You can prepare your own painting canvases just by spreading super heavy gesso from Liquitex with a paint roller onto your painting board. This will leave random protruded little bumps similar to linen. Use masonite or birch Wood for your board; and, instead of spending money on linen, divert that cost to professional paints where you will reap the benefits.
8. Vary Colors to Generate More Interest
During my online classes, I make constant references to color variegation. Solid monochromatic colors are boring, so top artists exaggerate and add several variations of similar hues in one area.
Try this: Partially mix the colors in question on your palette until you neutralize the saturation (about 50 percent mixed). Wipe your brush dry and double load it. Apply a lot of pressure when squeezing the paint out. You should be able to see the subtle color variations in each stroke. It takes some practice but, once you master it, your paintings will look more alive.

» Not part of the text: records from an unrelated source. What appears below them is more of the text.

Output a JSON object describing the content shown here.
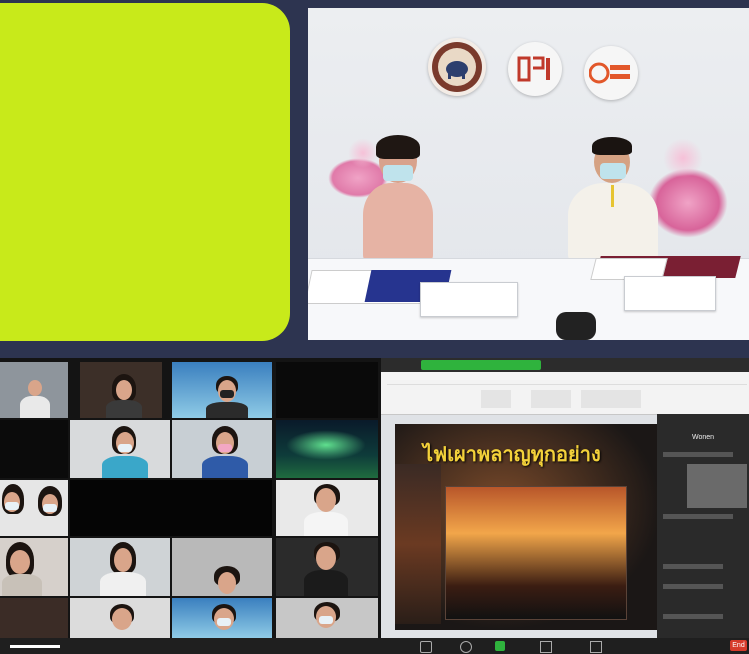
{
  "colors": {
    "background": "#2d3450",
    "lime_panel": "#c8ea1a",
    "zoom_bg": "#111111",
    "slide_title": "#f3d13a",
    "end_button": "#d63b2b"
  },
  "logos": [
    "elephant-seal-logo",
    "dri-logo",
    "sci-park-logo"
  ],
  "zoom": {
    "share_banner": "",
    "slide_title": "ไฟเผาพลาญทุกอย่าง",
    "sidebar_title": "Wonen",
    "end_label": "End"
  }
}
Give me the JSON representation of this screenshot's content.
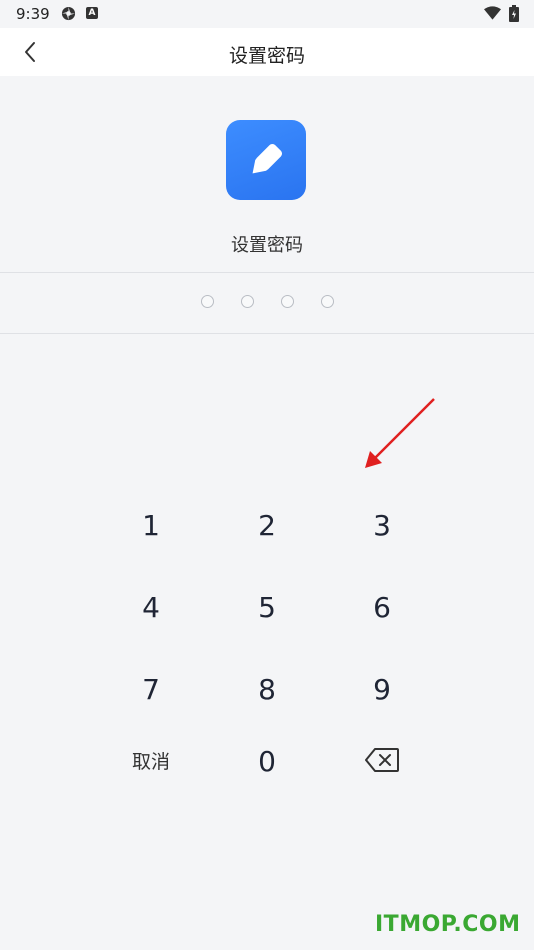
{
  "status_bar": {
    "time": "9:39",
    "notif_icon_a": "settings-wheel-icon",
    "notif_icon_b": "A",
    "wifi_icon": "wifi-icon",
    "battery_icon": "battery-icon"
  },
  "header": {
    "back_icon": "chevron-left-icon",
    "title": "设置密码"
  },
  "app_icon": {
    "name": "pencil-edit-icon",
    "color": "#3183f8"
  },
  "prompt": {
    "label": "设置密码"
  },
  "pin": {
    "length": 4,
    "entered": 0
  },
  "keypad": {
    "keys": [
      "1",
      "2",
      "3",
      "4",
      "5",
      "6",
      "7",
      "8",
      "9"
    ],
    "cancel_label": "取消",
    "zero_label": "0",
    "delete_icon": "backspace-icon"
  },
  "watermark": {
    "text": "ITMOP.COM",
    "color": "#3aa832"
  },
  "annotation": {
    "arrow_color": "#e02020"
  }
}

You can also use color-mixing variegation for painting foliage, grass, and rocks, as you will learn in this short art video below, which shows how to paint a variety of greens for realistic foliage.
9. Create Mist for Atmospheric Depth
I feel fog is quite undermined in landscape painting. These scenes, when well depicted, can add mood and tons of depth to your artwork. In a top gallery, I once saw this beautiful painting of Upper Yellowstone Falls with a lot of mist where the falls hit the bottom. Yet I was able to see through some of that mist, and it looked so believable. That was achieved by using zinc white, which has the characteristic of being semi opaque. You can also use this to add haze to far away mountains and other areas that can benefit from atmospheric perspective.
10. Use Your “Green Thumb” to Blend
There is unwarranted fear of using oil paint, especially when there is contact with the skin. Take into account that leading manufacturers post the toxicity levels on the tubes of paint, in case you wish to consult the health labels.
I am big at blending with oils, and I want to get my edges just right. Because your fingers have nerves, you can adjust just the right amount of pressure to smudge lines to end up exactly as you want them. This is not achieved as easily with just a brush.